    ANYBODY can become a wanna be scientist and join your silly union. No wonder all of “science” agres the end is near because of CO2.

    Former Climate Blame Believers are Better Planet Lovers

    Find me just one single IPCC warning not swimming “maybes”. So how close to the point of no return from unstoppable warming will science take us before they say a crisis is inevitable? Science has never said it “WILL” happen. Deny that!
    This planet lover need certainty not “maybe” to condemn the world to a crisis.

    • In reply to Al Bore: It’s even easier to be a troll, eh?

      We sense your irrelevance and lack of intelligence, and dismiss you.

      Climate change has already happened. No maybe about it. Climate change is happening, right now. No maybe about it. Climate change will continue to happen, going forward. No maybe about it.

      Just because the AWG pipeline is far too big and slow for you to comprehend, doesn’t mean it’s not real. The slowness really throws people with short attention spans, and they tend to confuse the lack of speed with a lack of power. Nothing could be further from the truth. The pipeline, and the force already built up within it, is mind-bogglingly immense.

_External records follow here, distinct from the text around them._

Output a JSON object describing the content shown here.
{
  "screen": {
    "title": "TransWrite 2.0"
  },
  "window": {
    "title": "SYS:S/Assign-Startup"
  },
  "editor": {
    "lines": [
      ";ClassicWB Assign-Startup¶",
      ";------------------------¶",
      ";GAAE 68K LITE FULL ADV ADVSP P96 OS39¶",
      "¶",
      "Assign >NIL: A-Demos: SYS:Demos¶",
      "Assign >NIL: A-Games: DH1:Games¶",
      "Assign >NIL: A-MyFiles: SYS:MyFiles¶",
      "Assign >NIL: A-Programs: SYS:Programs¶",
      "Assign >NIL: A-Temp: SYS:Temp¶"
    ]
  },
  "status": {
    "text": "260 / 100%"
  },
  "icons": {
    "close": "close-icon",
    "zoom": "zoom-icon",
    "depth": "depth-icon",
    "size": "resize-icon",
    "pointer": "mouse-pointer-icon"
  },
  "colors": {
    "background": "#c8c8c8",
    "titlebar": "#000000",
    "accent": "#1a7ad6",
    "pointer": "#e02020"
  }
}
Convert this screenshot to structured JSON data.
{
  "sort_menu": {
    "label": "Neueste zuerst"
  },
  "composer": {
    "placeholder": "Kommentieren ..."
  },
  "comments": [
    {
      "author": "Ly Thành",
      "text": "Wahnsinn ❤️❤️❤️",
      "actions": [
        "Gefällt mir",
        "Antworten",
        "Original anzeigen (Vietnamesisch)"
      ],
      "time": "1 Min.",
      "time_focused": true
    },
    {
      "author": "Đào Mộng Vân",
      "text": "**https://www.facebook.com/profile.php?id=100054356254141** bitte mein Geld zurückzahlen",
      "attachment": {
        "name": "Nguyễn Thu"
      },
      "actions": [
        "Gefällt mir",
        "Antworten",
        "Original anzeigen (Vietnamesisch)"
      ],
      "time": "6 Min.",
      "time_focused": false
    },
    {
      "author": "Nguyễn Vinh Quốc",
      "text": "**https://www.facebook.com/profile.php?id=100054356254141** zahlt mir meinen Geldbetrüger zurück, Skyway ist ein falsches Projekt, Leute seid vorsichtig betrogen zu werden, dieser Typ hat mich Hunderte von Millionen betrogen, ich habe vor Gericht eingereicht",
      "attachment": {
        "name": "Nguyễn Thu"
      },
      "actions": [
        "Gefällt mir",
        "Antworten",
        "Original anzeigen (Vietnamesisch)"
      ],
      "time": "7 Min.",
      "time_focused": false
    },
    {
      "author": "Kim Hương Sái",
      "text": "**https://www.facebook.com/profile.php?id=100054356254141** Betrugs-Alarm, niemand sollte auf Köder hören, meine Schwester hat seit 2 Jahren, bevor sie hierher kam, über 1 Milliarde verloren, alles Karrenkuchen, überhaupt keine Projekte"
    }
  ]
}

      I understand why people want to pretend it’s not there, but pretending it doesn’t exist does not make it go away. It only allows it to get worse before action is taken.